- How to complete this task: Reproduce the records that follow exactly; any picture among them stays out.

***** Data for this task

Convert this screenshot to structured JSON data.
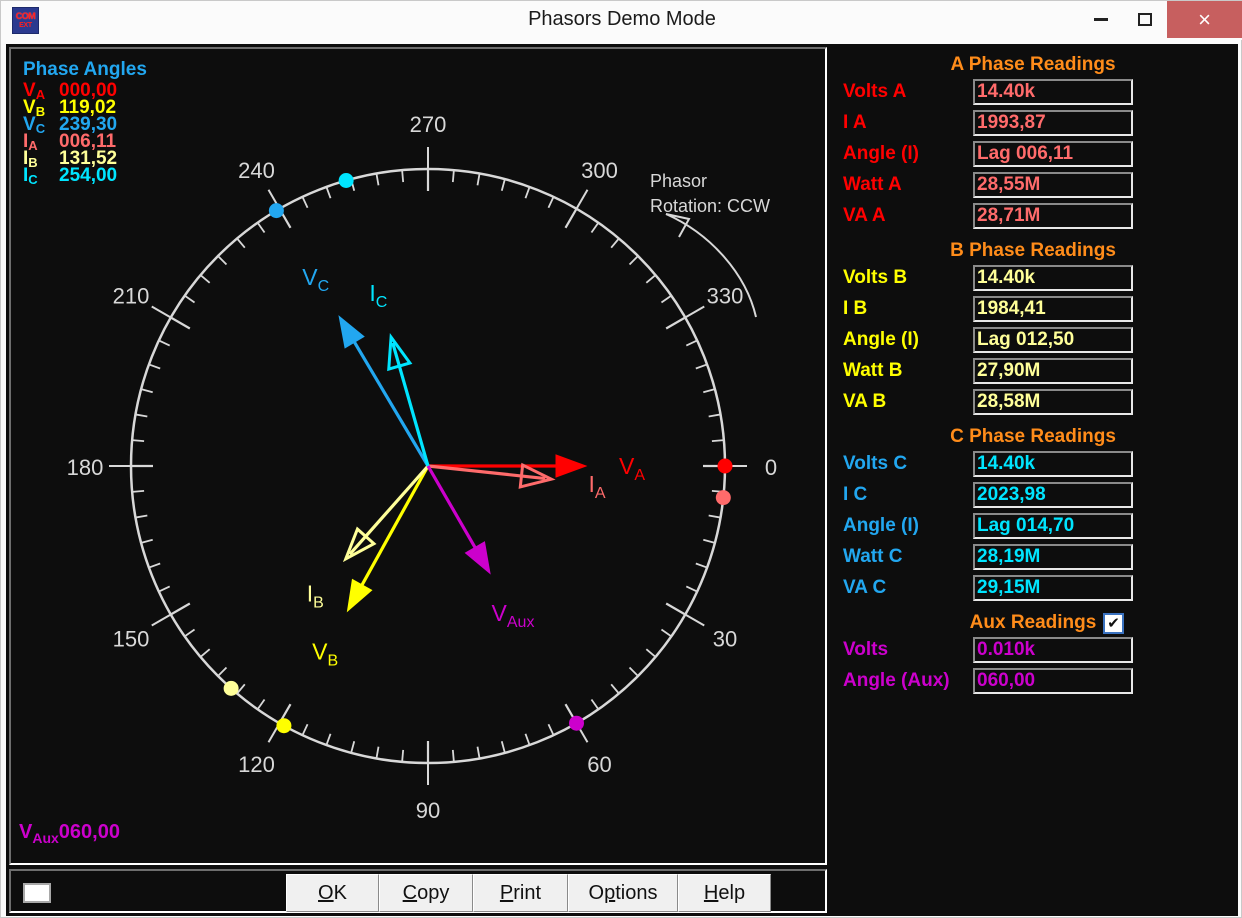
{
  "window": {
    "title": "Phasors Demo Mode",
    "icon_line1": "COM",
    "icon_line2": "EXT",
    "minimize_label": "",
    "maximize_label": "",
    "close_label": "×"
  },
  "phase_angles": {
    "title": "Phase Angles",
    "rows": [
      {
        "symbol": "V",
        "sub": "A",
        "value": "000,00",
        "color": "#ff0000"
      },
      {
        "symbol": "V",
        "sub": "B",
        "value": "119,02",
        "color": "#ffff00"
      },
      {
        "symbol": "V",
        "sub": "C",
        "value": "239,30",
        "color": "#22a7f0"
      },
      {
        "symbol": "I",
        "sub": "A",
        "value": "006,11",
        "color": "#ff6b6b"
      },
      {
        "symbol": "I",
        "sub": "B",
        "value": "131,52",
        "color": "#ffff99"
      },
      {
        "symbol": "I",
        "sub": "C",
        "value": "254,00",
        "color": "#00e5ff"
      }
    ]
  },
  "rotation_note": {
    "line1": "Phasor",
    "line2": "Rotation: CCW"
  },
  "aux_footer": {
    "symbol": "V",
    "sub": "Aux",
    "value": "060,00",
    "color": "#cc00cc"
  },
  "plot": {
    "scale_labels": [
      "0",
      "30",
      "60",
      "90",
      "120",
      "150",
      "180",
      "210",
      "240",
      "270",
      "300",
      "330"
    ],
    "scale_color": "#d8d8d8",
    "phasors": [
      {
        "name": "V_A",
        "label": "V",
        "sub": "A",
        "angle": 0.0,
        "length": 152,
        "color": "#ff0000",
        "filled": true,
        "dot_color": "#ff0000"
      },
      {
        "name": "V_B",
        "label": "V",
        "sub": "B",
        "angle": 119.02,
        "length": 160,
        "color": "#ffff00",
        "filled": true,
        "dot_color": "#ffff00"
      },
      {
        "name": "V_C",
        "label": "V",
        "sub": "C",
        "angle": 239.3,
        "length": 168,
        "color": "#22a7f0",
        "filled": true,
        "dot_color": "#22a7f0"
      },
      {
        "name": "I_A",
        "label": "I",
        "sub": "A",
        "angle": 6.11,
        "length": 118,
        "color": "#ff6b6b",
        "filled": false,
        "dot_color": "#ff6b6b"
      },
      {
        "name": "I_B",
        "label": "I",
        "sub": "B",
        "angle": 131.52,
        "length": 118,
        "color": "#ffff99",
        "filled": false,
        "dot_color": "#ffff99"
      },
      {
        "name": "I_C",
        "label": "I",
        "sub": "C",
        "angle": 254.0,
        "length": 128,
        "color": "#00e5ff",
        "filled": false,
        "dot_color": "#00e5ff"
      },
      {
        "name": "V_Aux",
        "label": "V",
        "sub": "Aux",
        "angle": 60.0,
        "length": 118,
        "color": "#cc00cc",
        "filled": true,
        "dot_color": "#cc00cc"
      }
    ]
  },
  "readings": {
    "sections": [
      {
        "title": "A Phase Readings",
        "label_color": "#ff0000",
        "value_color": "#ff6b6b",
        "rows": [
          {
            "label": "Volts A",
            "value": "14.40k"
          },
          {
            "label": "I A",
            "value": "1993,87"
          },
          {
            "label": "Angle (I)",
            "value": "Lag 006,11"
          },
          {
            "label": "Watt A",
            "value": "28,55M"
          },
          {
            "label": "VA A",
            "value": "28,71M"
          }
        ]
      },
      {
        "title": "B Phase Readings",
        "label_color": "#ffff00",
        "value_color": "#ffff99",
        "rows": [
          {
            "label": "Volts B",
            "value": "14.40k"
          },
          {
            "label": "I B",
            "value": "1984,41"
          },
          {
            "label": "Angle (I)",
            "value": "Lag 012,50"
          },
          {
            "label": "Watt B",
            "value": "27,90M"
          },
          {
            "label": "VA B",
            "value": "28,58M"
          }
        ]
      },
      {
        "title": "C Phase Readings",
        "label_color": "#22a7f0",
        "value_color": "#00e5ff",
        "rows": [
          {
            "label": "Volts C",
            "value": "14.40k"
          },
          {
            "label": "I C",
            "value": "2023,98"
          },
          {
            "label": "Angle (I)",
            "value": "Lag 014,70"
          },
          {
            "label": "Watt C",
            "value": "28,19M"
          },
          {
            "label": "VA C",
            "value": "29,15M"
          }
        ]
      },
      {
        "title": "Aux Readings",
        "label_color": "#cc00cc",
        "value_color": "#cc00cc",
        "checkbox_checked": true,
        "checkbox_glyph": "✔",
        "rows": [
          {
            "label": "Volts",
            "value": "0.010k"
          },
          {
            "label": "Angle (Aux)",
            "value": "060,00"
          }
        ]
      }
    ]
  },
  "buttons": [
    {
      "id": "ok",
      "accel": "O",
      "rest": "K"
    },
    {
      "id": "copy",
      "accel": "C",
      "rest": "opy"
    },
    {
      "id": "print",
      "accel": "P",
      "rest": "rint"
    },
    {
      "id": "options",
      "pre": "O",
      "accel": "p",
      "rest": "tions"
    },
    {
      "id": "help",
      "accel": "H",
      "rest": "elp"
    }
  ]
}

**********

- Answer:
Convert this screenshot to structured JSON data.
{
  "window": {
    "title": "Phasors Demo Mode",
    "icon_line1": "COM",
    "icon_line2": "EXT",
    "minimize_label": "",
    "maximize_label": "",
    "close_label": "×"
  },
  "phase_angles": {
    "title": "Phase Angles",
    "rows": [
      {
        "symbol": "V",
        "sub": "A",
        "value": "000,00",
        "color": "#ff0000"
      },
      {
        "symbol": "V",
        "sub": "B",
        "value": "119,02",
        "color": "#ffff00"
      },
      {
        "symbol": "V",
        "sub": "C",
        "value": "239,30",
        "color": "#22a7f0"
      },
      {
        "symbol": "I",
        "sub": "A",
        "value": "006,11",
        "color": "#ff6b6b"
      },
      {
        "symbol": "I",
        "sub": "B",
        "value": "131,52",
        "color": "#ffff99"
      },
      {
        "symbol": "I",
        "sub": "C",
        "value": "254,00",
        "color": "#00e5ff"
      }
    ]
  },
  "rotation_note": {
    "line1": "Phasor",
    "line2": "Rotation: CCW"
  },
  "aux_footer": {
    "symbol": "V",
    "sub": "Aux",
    "value": "060,00",
    "color": "#cc00cc"
  },
  "plot": {
    "scale_labels": [
      "0",
      "30",
      "60",
      "90",
      "120",
      "150",
      "180",
      "210",
      "240",
      "270",
      "300",
      "330"
    ],
    "scale_color": "#d8d8d8",
    "phasors": [
      {
        "name": "V_A",
        "label": "V",
        "sub": "A",
        "angle": 0.0,
        "length": 152,
        "color": "#ff0000",
        "filled": true,
        "dot_color": "#ff0000"
      },
      {
        "name": "V_B",
        "label": "V",
        "sub": "B",
        "angle": 119.02,
        "length": 160,
        "color": "#ffff00",
        "filled": true,
        "dot_color": "#ffff00"
      },
      {
        "name": "V_C",
        "label": "V",
        "sub": "C",
        "angle": 239.3,
        "length": 168,
        "color": "#22a7f0",
        "filled": true,
        "dot_color": "#22a7f0"
      },
      {
        "name": "I_A",
        "label": "I",
        "sub": "A",
        "angle": 6.11,
        "length": 118,
        "color": "#ff6b6b",
        "filled": false,
        "dot_color": "#ff6b6b"
      },
      {
        "name": "I_B",
        "label": "I",
        "sub": "B",
        "angle": 131.52,
        "length": 118,
        "color": "#ffff99",
        "filled": false,
        "dot_color": "#ffff99"
      },
      {
        "name": "I_C",
        "label": "I",
        "sub": "C",
        "angle": 254.0,
        "length": 128,
        "color": "#00e5ff",
        "filled": false,
        "dot_color": "#00e5ff"
      },
      {
        "name": "V_Aux",
        "label": "V",
        "sub": "Aux",
        "angle": 60.0,
        "length": 118,
        "color": "#cc00cc",
        "filled": true,
        "dot_color": "#cc00cc"
      }
    ]
  },
  "readings": {
    "sections": [
      {
        "title": "A Phase Readings",
        "label_color": "#ff0000",
        "value_color": "#ff6b6b",
        "rows": [
          {
            "label": "Volts A",
            "value": "14.40k"
          },
          {
            "label": "I A",
            "value": "1993,87"
          },
          {
            "label": "Angle (I)",
            "value": "Lag 006,11"
          },
          {
            "label": "Watt A",
            "value": "28,55M"
          },
          {
            "label": "VA A",
            "value": "28,71M"
          }
        ]
      },
      {
        "title": "B Phase Readings",
        "label_color": "#ffff00",
        "value_color": "#ffff99",
        "rows": [
          {
            "label": "Volts B",
            "value": "14.40k"
          },
          {
            "label": "I B",
            "value": "1984,41"
          },
          {
            "label": "Angle (I)",
            "value": "Lag 012,50"
          },
          {
            "label": "Watt B",
            "value": "27,90M"
          },
          {
            "label": "VA B",
            "value": "28,58M"
          }
        ]
      },
      {
        "title": "C Phase Readings",
        "label_color": "#22a7f0",
        "value_color": "#00e5ff",
        "rows": [
          {
            "label": "Volts C",
            "value": "14.40k"
          },
          {
            "label": "I C",
            "value": "2023,98"
          },
          {
            "label": "Angle (I)",
            "value": "Lag 014,70"
          },
          {
            "label": "Watt C",
            "value": "28,19M"
          },
          {
            "label": "VA C",
            "value": "29,15M"
          }
        ]
      },
      {
        "title": "Aux Readings",
        "label_color": "#cc00cc",
        "value_color": "#cc00cc",
        "checkbox_checked": true,
        "checkbox_glyph": "✔",
        "rows": [
          {
            "label": "Volts",
            "value": "0.010k"
          },
          {
            "label": "Angle (Aux)",
            "value": "060,00"
          }
        ]
      }
    ]
  },
  "buttons": [
    {
      "id": "ok",
      "accel": "O",
      "rest": "K"
    },
    {
      "id": "copy",
      "accel": "C",
      "rest": "opy"
    },
    {
      "id": "print",
      "accel": "P",
      "rest": "rint"
    },
    {
      "id": "options",
      "pre": "O",
      "accel": "p",
      "rest": "tions"
    },
    {
      "id": "help",
      "accel": "H",
      "rest": "elp"
    }
  ]
}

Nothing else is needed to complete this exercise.